You can see how desperately the show is trying to dance around it. They teased an image of Glenn with a baseball bat early on in the season and even almost jumped the gun in Terminus. Then the writers tried to swerve everyone with the latest fake-out, only to reveal he is alive and might still meet his presumed fate. Or maybe not. Showrunner Scott Gimple recently told EW that the upcoming storyline will make some “hard left turns” from what happened in the comic, which many have taken to mean this particular storyline won’t play out as expected.
If so, that’s fine. The show is not required to follow the source material and has found some success in the past diverging from it. But you also play a dangerous game of chicken when you decide to focus your efforts on shocking the smaller group of hardcore fans, rather than telling the best story possible for the overall audience. By worrying too much about whether or not the audience know what’s coming, the show loses sight of the real objective here (i.e., J.J. Abrams pretending that Benedict Cumberbatch wasn’t Khan in Star Trek Into Darkness), which is to tell a great story.
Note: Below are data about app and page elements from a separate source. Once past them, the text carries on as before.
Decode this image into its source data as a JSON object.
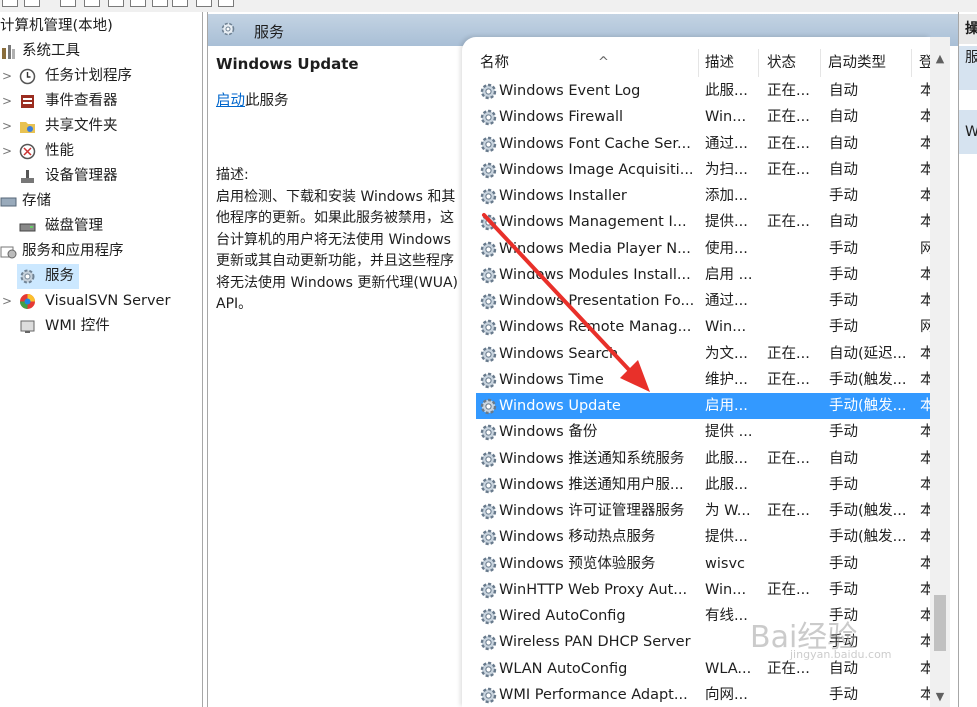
{
  "tree": {
    "items": [
      {
        "label": "计算机管理(本地)",
        "icon": "computer-management-icon"
      },
      {
        "label": "系统工具",
        "icon": "tools-icon"
      },
      {
        "label": "任务计划程序",
        "icon": "clock-icon"
      },
      {
        "label": "事件查看器",
        "icon": "event-viewer-icon"
      },
      {
        "label": "共享文件夹",
        "icon": "shared-folder-icon"
      },
      {
        "label": "性能",
        "icon": "performance-icon"
      },
      {
        "label": "设备管理器",
        "icon": "device-manager-icon"
      },
      {
        "label": "存储",
        "icon": "storage-icon"
      },
      {
        "label": "磁盘管理",
        "icon": "disk-icon"
      },
      {
        "label": "服务和应用程序",
        "icon": "services-apps-icon"
      },
      {
        "label": "服务",
        "icon": "gear-icon"
      },
      {
        "label": "VisualSVN Server",
        "icon": "visualsvn-icon"
      },
      {
        "label": "WMI 控件",
        "icon": "wmi-icon"
      }
    ]
  },
  "header": {
    "title": "服务"
  },
  "detail": {
    "service_name": "Windows Update",
    "start_link": "启动",
    "start_suffix": "此服务",
    "desc_label": "描述:",
    "desc_text": "启用检测、下载和安装 Windows 和其他程序的更新。如果此服务被禁用，这台计算机的用户将无法使用 Windows 更新或其自动更新功能，并且这些程序将无法使用 Windows 更新代理(WUA) API。"
  },
  "columns": {
    "name": "名称",
    "desc": "描述",
    "status": "状态",
    "startup": "启动类型",
    "logon": "登"
  },
  "rows": [
    {
      "name": "Windows Event Log",
      "desc": "此服...",
      "status": "正在...",
      "startup": "自动",
      "logon": "本"
    },
    {
      "name": "Windows Firewall",
      "desc": "Win...",
      "status": "正在...",
      "startup": "自动",
      "logon": "本"
    },
    {
      "name": "Windows Font Cache Ser...",
      "desc": "通过...",
      "status": "正在...",
      "startup": "自动",
      "logon": "本"
    },
    {
      "name": "Windows Image Acquisiti...",
      "desc": "为扫...",
      "status": "正在...",
      "startup": "自动",
      "logon": "本"
    },
    {
      "name": "Windows Installer",
      "desc": "添加...",
      "status": "",
      "startup": "手动",
      "logon": "本"
    },
    {
      "name": "Windows Management I...",
      "desc": "提供...",
      "status": "正在...",
      "startup": "自动",
      "logon": "本"
    },
    {
      "name": "Windows Media Player N...",
      "desc": "使用...",
      "status": "",
      "startup": "手动",
      "logon": "网"
    },
    {
      "name": "Windows Modules Install...",
      "desc": "启用 ...",
      "status": "",
      "startup": "手动",
      "logon": "本"
    },
    {
      "name": "Windows Presentation Fo...",
      "desc": "通过...",
      "status": "",
      "startup": "手动",
      "logon": "本"
    },
    {
      "name": "Windows Remote Manag...",
      "desc": "Win...",
      "status": "",
      "startup": "手动",
      "logon": "网"
    },
    {
      "name": "Windows Search",
      "desc": "为文...",
      "status": "正在...",
      "startup": "自动(延迟...",
      "logon": "本"
    },
    {
      "name": "Windows Time",
      "desc": "维护...",
      "status": "正在...",
      "startup": "手动(触发...",
      "logon": "本"
    },
    {
      "name": "Windows Update",
      "desc": "启用...",
      "status": "",
      "startup": "手动(触发...",
      "logon": "本",
      "selected": true
    },
    {
      "name": "Windows 备份",
      "desc": "提供 ...",
      "status": "",
      "startup": "手动",
      "logon": "本"
    },
    {
      "name": "Windows 推送通知系统服务",
      "desc": "此服...",
      "status": "正在...",
      "startup": "自动",
      "logon": "本"
    },
    {
      "name": "Windows 推送通知用户服...",
      "desc": "此服...",
      "status": "",
      "startup": "手动",
      "logon": "本"
    },
    {
      "name": "Windows 许可证管理器服务",
      "desc": "为 W...",
      "status": "正在...",
      "startup": "手动(触发...",
      "logon": "本"
    },
    {
      "name": "Windows 移动热点服务",
      "desc": "提供...",
      "status": "",
      "startup": "手动(触发...",
      "logon": "本"
    },
    {
      "name": "Windows 预览体验服务",
      "desc": "wisvc",
      "status": "",
      "startup": "手动",
      "logon": "本"
    },
    {
      "name": "WinHTTP Web Proxy Aut...",
      "desc": "Win...",
      "status": "正在...",
      "startup": "手动",
      "logon": "本"
    },
    {
      "name": "Wired AutoConfig",
      "desc": "有线...",
      "status": "",
      "startup": "手动",
      "logon": "本"
    },
    {
      "name": "Wireless PAN DHCP Server",
      "desc": "",
      "status": "",
      "startup": "手动",
      "logon": "本"
    },
    {
      "name": "WLAN AutoConfig",
      "desc": "WLA...",
      "status": "正在...",
      "startup": "自动",
      "logon": "本"
    },
    {
      "name": "WMI Performance Adapt...",
      "desc": "向网...",
      "status": "",
      "startup": "手动",
      "logon": "本"
    }
  ],
  "actions": {
    "header": "操",
    "item1": "服",
    "item2": "W"
  },
  "watermark": {
    "text": "Bai经验",
    "url": "jingyan.baidu.com"
  },
  "colors": {
    "selection": "#3399ff",
    "header_band": "#b6c9dc",
    "annotation_arrow": "#e8302a"
  }
}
(Quick aside, if writers are going to swerve on Negan killing Glenn, then they better make sure it’s done right and the only way to do that is to keep the stakes equally as high. Glenn has become a fixture on the show and his death would/will affect the makeup of the entire story. If it’s not Glenn, then someone of the same level has to take his place beneath Lucille. Assuming Rick and Carl are un-killable at this point, the only characters that would qualify are Daryl, Michonne and Carol. Maggie could work as well, considering the emotional effect on Glenn and because she becomes such a pivotal character later on in the comics. But if you swap in, say, Abraham or Sasha, you’ve ruined the entire point and copped out.)
So what can The Walking Dead do to get back on track? Aside from getting back to basics and writing real dialogue for real characters with real emotions, there are two quick fixes:
1. Shorten the season so you don’t spend half of it twiddling your thumbs, which will never happen so long as ratings are what they are.
2. Start treating each half-season like its own individual season with its own story arc. You trim away the fat from your storytelling and it forces you to get to the point ASAP so your characters can be the best they can be. It doesn’t mean you can’t slow the show down every once in a while to tell more personal stories, but it means you can’t waste time dedicating an entire episode to the 12th-most interesting character’s backstory.
Like most people, I watch the new episodes of Fargo the day after The Walking Dead and it’s become shocking the difference in quality between the two shows. On paper, Fargo should be a silly concept held together by nonsense. The Walking Dead should be way more grounded and authentic (inasmuch as a show about zombies can be authentic). And yet it’s the opposite. A part of that is the care taken to make every episode of Fargo feel like a mini-movie. Mostly, however, it’s the care taken to make every character in the show relatable and believable on some level. No matter who lives and dies on Fargo, you feel for them.
I can’t say the same about The Walking Dead right now. Hopefully the people behind it are watching Fargo as well. They could use the reminders.